Data records for software interfaces:
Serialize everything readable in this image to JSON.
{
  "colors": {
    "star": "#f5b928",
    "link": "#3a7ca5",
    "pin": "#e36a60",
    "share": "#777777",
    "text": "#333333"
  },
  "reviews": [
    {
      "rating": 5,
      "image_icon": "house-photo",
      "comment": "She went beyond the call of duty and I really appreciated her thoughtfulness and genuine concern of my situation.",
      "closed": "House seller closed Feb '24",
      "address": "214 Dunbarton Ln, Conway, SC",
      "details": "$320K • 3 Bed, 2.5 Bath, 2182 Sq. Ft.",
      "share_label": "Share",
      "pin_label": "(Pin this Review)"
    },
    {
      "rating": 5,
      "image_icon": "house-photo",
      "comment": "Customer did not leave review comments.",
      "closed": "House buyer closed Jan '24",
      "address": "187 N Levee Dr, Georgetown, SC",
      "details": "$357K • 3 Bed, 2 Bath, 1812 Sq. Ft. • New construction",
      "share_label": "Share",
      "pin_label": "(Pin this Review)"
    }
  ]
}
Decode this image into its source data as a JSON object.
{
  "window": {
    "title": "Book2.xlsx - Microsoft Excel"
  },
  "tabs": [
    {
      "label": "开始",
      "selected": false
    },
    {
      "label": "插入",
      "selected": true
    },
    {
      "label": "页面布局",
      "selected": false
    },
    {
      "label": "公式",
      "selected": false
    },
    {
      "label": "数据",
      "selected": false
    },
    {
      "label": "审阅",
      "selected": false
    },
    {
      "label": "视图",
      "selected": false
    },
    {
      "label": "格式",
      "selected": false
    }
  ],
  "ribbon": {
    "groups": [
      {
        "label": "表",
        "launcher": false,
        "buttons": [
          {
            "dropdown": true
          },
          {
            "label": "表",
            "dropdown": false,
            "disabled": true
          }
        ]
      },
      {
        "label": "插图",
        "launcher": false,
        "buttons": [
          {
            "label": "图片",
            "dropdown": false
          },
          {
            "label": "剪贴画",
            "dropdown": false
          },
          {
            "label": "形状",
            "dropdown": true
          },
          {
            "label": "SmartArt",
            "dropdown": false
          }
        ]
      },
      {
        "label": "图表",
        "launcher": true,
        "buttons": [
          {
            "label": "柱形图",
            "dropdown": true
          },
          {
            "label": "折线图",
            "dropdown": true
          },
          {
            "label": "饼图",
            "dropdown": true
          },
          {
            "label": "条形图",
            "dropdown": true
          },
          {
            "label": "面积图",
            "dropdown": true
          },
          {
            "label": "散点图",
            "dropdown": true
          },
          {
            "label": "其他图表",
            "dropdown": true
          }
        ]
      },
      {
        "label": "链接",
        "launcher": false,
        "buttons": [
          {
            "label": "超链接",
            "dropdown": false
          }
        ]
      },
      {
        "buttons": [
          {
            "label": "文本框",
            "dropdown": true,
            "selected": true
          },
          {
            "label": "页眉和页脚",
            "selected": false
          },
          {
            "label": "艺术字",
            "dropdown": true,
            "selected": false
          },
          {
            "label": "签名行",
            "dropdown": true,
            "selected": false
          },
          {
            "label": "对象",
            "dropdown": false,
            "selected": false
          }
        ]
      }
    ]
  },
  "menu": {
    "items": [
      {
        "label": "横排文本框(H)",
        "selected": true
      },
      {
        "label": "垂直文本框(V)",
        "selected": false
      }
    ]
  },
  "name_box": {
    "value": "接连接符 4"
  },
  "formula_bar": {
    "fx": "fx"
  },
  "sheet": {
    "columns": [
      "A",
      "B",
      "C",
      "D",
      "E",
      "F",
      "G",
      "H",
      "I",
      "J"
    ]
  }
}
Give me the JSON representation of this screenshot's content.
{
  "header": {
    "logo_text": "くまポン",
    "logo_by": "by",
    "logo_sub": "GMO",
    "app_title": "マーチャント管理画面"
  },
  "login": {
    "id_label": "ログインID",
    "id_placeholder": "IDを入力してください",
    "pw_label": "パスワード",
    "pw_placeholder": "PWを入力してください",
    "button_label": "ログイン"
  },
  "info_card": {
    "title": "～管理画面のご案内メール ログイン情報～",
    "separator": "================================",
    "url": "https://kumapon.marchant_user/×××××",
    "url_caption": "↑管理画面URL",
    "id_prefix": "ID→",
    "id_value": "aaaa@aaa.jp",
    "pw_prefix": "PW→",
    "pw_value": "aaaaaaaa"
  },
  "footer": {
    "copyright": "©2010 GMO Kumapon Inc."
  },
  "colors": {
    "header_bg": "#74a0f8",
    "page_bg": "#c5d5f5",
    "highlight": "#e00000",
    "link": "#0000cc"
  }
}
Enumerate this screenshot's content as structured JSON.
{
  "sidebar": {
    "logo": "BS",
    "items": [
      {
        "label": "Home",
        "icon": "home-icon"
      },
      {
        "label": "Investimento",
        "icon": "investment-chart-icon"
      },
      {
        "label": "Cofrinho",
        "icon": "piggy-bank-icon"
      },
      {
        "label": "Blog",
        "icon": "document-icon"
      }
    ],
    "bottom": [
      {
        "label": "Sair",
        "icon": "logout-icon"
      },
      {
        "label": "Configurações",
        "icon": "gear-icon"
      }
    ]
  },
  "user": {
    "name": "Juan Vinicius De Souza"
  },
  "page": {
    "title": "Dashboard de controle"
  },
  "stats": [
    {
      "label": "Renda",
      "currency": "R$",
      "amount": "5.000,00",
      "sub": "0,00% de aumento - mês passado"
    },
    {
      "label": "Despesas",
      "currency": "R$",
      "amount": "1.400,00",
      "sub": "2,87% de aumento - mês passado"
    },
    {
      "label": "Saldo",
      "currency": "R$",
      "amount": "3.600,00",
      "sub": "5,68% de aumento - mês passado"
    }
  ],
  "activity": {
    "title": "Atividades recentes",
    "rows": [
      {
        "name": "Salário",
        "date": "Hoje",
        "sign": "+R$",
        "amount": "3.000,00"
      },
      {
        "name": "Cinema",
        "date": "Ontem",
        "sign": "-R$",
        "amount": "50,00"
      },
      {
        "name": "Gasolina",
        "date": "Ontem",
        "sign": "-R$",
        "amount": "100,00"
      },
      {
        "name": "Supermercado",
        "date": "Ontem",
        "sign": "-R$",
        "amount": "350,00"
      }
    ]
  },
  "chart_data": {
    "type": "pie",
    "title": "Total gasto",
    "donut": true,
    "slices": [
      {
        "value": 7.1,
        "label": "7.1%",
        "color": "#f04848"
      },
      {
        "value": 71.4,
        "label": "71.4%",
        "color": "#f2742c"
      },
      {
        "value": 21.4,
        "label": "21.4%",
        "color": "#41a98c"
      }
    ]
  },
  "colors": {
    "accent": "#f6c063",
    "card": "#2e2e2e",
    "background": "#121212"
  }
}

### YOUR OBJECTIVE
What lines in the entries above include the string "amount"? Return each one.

### FINAL ANSWER
      "amount": "5.000,00",
      "amount": "1.400,00",
      "amount": "3.600,00",
        "amount": "3.000,00"
        "amount": "50,00"
        "amount": "100,00"
        "amount": "350,00"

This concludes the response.